By Gregory A. Weiss

Dual halos for our class vintner extraordinaire, Josh Jensen. The first halo and glow of achievement relates to the annual wine issue (October) of Food and Wine magazine that named Josh’s 2000-vintage Central Coast Pinot Noir as “the best pinot noir of the year in the U.S. for under $20 a bottle.” The second halo, and one with which he certainly did not ever wish an association, relates to the fall Josh had on August 29 that resulted in a broken neck, an emergency operation, and a halo neck immobilizer that will grace Josh’s shoulders and crown for the next three months. All reports are that Josh is in “excellent spirits” both wine-wise and otherwise, and looks forward, after his three months’-plus recuperation, to getting to New York to see his three children (Silvie, Duggan, and Chloe) who now all make the Big Apple their home.

A note from Steve Timbers brings us up-to-date on his doings: “I retired in March as vice chairman, Northern Trust Corporation, after reaching my personal goal of $500 billion of investment assets under management. Elaine and I have been looking forward to my retirement, when I can make up for 34 years of sleep deprivation, finally get into physical shape, serve on a handful of boards, and start the long-delayed novel, which I usually mentioned after a couple of glasses of wine. We are making progress on all these goals. More immediately, the highlight of the past few months for our family has been that our son Alex, Yale ’01, won an OBIE as a director. OBIEs are the off-Broadway version of the Tony awards. At 25, he is clearly ahead of where I was in building a career.”

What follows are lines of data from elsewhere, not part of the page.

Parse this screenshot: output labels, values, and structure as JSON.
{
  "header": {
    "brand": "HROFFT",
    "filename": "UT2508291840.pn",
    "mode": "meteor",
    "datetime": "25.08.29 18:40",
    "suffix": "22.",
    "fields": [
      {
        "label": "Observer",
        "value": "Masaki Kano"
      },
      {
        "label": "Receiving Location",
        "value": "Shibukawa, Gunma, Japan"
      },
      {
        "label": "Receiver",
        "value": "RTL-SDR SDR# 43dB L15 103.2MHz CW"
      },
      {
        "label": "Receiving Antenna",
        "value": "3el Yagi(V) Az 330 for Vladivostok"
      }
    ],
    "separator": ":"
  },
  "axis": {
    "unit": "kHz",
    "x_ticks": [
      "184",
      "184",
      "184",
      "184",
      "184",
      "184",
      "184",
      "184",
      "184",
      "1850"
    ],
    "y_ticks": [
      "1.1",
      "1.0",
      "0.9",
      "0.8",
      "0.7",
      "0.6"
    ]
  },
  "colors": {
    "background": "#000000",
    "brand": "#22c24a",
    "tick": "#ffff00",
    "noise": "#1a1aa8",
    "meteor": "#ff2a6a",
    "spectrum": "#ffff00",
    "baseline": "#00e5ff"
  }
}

A very interesting article appeared in an issue of the New York Times last summer featuring John Fox Sullivan, publisher of the National Journal. It describes how John, supported by a staff of 90, moved to Boston for the Democratic Convention (and would have done the same for the Republican Convention in New York) to publish a newspaper reporting on convention activities that is delivered daily to the 20,000 or so people who attend and are associated with the convention. What is newsworthy this year is that John has three serious competitors, but the National Journal is “acknowledged by its peers to be the paper to beat.” The article also features a great photo of a very happy John reading his handiwork in an obviously busy newsroom.